Digital Twin Lab

At Digital Twin Lab, we conduct foundational mathematical research on digital twins in applied sciences, developing computational methods for complex nonlinear dynamical systems driven by multiscale and multiphysics processes. We are particularly interested in achieving fast, scalable, and generalizable methods for scientific machine learning, particularly in the context of turbulent flows at various spatial and temporal scales. Our efforts center on hybrid analysis and modeling approaches in large eddy simulation and reduced order modeling frameworks, exploiting the integration of physics-based and data-driven modeling for emerging digital twin technologies. 

Digital Twin (DT)

An outcome of rapid digitalization is the emergence of technologies such as digital twins. A digital twin can be defined as an evolving computational model of an asset or process. Digital twins interact with physical assets in both ways: by controlling real assets and predicting their future states, and by calibrating models using data from the physical asset. The digital twin concept has gained a multibillion dollar market capitalization value for years to come, since it involves stakeholders from asset creation through decommissioning stages.

Hybrid Analysis and Modeling (HAM)

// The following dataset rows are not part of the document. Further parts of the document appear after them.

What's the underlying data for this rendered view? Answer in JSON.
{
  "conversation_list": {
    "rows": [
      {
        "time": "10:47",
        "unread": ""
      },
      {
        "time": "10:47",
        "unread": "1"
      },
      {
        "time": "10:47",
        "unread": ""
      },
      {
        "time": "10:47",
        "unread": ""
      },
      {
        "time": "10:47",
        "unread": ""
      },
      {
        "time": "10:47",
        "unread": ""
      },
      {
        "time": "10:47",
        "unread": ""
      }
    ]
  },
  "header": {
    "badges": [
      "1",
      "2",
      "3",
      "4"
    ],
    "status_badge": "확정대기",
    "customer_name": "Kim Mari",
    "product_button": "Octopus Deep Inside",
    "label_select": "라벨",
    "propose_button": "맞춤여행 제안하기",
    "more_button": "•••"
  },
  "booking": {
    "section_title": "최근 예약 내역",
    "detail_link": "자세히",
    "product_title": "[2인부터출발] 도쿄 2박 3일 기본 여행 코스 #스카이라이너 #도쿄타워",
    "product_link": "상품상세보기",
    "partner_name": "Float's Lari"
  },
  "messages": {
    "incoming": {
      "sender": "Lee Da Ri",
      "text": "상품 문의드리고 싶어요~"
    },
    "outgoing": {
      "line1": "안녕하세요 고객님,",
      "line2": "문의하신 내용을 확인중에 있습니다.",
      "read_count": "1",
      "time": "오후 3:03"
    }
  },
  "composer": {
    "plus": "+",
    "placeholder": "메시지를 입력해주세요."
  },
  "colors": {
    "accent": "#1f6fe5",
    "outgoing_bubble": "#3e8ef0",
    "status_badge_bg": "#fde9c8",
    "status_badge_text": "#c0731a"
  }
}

In the modeling landscape, two primary approaches are considered: physics-based and data-driven. Physics-based models are rooted in first principles, providing high generalizability and trustworthiness. On the other hand, data-driven models aim to explain phenomena using statistical methods applied to archival data. These models assume data reflects both known and unknown physics, suggesting that with ample training data, they can learn underlying physics independently. Deep learning, particularly, has shown human-level performance in various tasks. Data-driven models offer advantages such as online learning, computational efficiency, and accuracy when appropriately prepared. However, they face challenges including data-hunger, limited generalizability, inherent bias, and lack of robust theory for model stability analysis, restricting their application in multi-scale and multi-physics systems. To overcome these limitations, we propose a set of HAM approaches that synergistically combine deterministic and statistical model components.

Large Eddy Simulations (LES)

Large eddy simulation (LES), a successful approach for turbulent flow simulation, aims to decompose the flow into large and small scales through spatial low-pass filtering. However, the nonlinearity of governing equations leads to a well-known closure problem. Our current focus involves developing functional, structural, and data-driven closure modeling techniques to address subgrid-scale effects in LES. Closure modeling entails incorporating truncated scales (due to limited numerical resolution and computational resources) into resolved dynamics to account for missing subgrid-scale physics. This is particularly crucial for nonlinear dynamical processes with strong interactions between small and large scales. Our research aims to improve the accuracy and fidelity of LES simulations by better capturing subgrid-scale phenomena.

Reduced Order Modeling (ROM) 

Reduced order models are highly efficient, low-dimensional representations that significantly reduce the computational cost of existing models by several orders of magnitude. They offer great potential, particularly in scenarios where traditional methods involve numerous model evaluations across a wide range of parameter values. To achieve accurate and realistic results, addressing the closure problem is essential. Closure can be broadly defined as encompassing missing physics, model uncertainty, or representation limitations. Our research focuses on modeling the impact of discarded modes on the model dynamics, enabling the development of precise and reliable low-dimensional models for complex problems. 


We are grateful for the support from DOE, NSF, NASA, ASHRAE, NVIDIA, and RCN.